── Raw data

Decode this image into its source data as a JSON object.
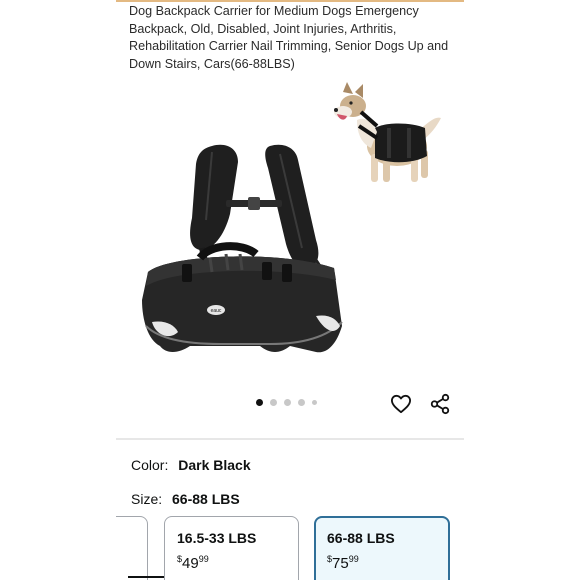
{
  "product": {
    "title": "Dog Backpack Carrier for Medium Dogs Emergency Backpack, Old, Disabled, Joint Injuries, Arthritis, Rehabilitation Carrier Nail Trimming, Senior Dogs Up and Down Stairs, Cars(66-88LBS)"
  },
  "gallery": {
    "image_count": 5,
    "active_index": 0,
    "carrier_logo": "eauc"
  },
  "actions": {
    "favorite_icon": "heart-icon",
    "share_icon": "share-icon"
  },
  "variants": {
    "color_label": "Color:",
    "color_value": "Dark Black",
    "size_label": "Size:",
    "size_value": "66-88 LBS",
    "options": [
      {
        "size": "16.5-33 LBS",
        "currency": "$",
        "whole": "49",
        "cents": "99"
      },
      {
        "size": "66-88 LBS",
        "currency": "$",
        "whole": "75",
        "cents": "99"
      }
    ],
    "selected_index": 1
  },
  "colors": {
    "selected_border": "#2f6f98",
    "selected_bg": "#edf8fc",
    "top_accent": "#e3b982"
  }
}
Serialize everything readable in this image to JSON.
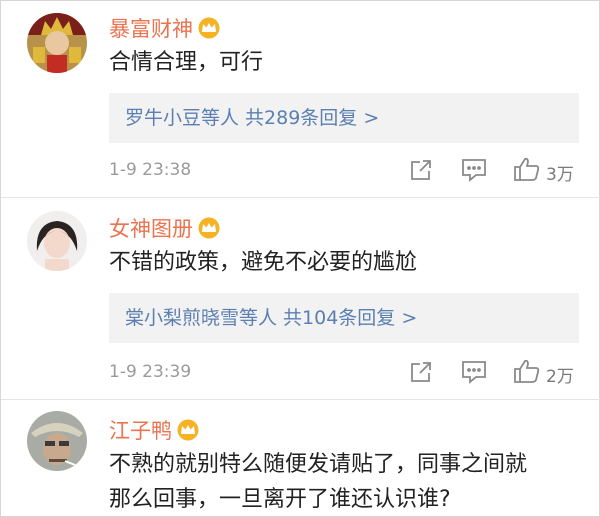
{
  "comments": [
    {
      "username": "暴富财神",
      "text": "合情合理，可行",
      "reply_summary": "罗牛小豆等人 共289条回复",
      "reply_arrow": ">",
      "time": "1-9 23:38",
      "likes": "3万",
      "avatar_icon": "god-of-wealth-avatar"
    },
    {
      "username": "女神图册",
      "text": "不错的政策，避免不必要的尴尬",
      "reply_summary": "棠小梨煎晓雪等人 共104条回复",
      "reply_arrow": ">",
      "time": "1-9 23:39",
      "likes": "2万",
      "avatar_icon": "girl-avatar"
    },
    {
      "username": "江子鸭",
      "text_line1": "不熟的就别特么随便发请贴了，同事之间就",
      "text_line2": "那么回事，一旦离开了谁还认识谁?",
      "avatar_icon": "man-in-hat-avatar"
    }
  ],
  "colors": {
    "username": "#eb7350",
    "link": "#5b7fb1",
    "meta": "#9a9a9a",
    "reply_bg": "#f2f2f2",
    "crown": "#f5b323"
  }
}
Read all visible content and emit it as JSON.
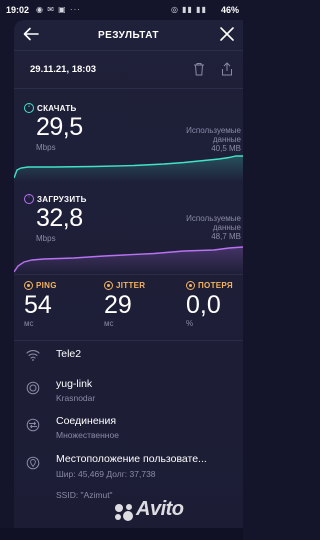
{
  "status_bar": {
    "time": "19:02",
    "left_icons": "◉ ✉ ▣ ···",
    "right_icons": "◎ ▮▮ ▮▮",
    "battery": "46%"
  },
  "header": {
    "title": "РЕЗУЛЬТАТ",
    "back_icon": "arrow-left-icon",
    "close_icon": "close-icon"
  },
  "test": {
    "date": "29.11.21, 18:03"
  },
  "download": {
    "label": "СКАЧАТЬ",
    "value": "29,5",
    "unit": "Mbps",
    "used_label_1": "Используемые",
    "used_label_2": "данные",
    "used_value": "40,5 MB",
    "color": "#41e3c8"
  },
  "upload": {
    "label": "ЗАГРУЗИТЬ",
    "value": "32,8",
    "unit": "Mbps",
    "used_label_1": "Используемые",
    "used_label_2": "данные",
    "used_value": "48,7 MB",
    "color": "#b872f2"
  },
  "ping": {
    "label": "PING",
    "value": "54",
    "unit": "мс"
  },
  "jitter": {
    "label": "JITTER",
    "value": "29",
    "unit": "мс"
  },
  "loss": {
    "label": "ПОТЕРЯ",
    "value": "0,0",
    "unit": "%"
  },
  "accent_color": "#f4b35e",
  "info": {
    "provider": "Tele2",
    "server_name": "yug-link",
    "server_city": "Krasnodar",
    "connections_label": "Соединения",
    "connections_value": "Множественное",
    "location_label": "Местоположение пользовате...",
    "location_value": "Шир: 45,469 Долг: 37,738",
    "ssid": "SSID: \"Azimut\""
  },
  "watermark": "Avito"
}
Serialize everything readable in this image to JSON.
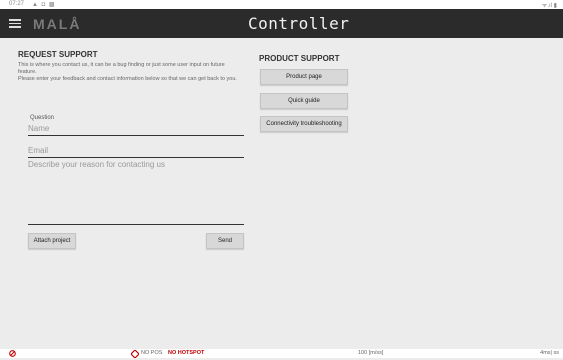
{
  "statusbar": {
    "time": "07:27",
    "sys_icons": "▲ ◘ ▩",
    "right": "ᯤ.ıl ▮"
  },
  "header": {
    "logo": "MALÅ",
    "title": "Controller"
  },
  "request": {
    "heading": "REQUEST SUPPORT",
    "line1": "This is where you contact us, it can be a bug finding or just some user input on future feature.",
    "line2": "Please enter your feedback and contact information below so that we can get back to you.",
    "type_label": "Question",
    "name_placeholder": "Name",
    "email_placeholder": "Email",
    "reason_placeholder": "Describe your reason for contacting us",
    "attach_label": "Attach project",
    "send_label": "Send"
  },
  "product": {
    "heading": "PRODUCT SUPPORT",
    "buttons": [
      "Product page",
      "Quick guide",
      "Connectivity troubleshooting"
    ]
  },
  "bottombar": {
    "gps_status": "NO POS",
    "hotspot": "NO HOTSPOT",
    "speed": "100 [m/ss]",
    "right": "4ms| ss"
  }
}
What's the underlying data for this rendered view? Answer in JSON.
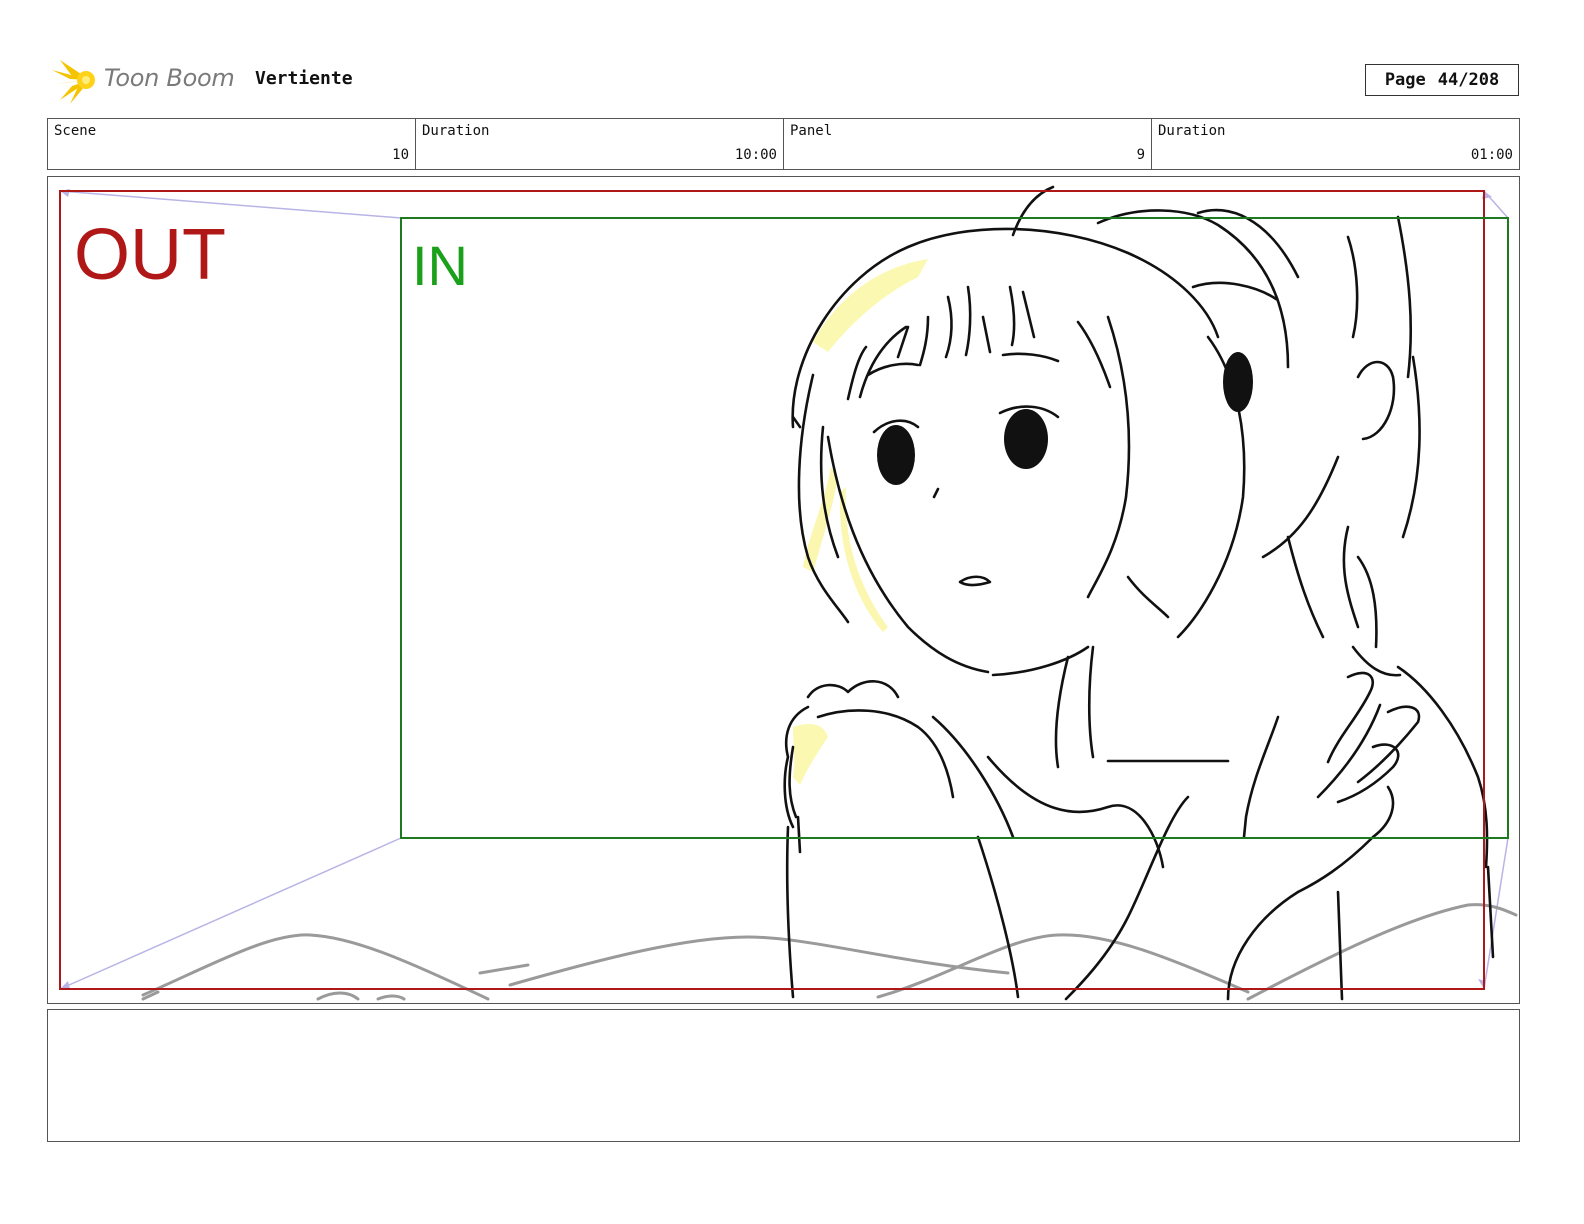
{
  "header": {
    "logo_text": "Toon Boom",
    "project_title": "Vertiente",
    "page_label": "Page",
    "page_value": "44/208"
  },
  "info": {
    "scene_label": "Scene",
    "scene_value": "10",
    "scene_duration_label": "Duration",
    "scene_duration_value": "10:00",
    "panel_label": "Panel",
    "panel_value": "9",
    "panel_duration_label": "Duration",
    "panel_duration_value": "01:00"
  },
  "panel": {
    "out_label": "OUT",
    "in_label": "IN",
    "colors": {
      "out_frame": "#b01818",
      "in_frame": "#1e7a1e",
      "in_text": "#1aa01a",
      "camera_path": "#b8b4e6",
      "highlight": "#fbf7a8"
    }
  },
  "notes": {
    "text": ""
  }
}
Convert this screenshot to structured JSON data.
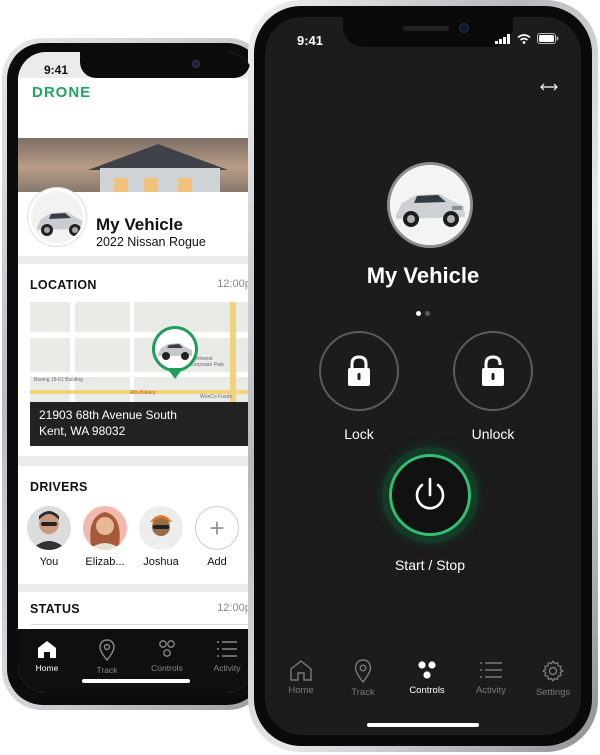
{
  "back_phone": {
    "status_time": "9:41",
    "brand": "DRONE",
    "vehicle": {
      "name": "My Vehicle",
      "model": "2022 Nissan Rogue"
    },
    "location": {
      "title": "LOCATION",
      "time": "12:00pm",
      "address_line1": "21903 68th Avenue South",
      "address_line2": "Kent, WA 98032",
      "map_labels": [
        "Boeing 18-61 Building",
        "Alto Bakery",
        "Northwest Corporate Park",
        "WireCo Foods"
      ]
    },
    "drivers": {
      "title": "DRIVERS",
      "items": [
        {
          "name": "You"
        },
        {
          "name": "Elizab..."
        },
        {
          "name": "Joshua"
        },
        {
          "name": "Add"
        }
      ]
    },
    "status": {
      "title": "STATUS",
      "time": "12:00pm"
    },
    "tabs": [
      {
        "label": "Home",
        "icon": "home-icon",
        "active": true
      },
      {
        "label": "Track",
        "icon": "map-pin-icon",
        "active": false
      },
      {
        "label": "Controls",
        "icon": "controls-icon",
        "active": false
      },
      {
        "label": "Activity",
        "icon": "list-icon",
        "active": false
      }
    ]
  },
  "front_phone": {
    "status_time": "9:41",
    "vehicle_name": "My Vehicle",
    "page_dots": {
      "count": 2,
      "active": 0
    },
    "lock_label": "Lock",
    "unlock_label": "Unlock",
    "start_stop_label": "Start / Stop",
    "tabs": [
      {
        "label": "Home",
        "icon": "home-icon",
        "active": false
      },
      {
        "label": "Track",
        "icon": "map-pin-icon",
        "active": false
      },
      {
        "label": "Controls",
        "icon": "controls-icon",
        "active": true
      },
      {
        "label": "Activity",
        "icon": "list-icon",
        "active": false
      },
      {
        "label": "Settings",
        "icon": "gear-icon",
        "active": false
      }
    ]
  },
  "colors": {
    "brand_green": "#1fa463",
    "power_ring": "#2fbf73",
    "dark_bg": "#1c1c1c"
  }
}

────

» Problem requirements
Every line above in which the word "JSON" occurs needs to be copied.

» Response to the exercise
Decode this image into its source data as a JSON object.
Serialize everything readable in this image to JSON.
Read all visible content and emit it as JSON.
Serialize everything readable in this image to JSON.
What's the underlying data for this rendered view? Answer in JSON.
Convert this screenshot to structured JSON data.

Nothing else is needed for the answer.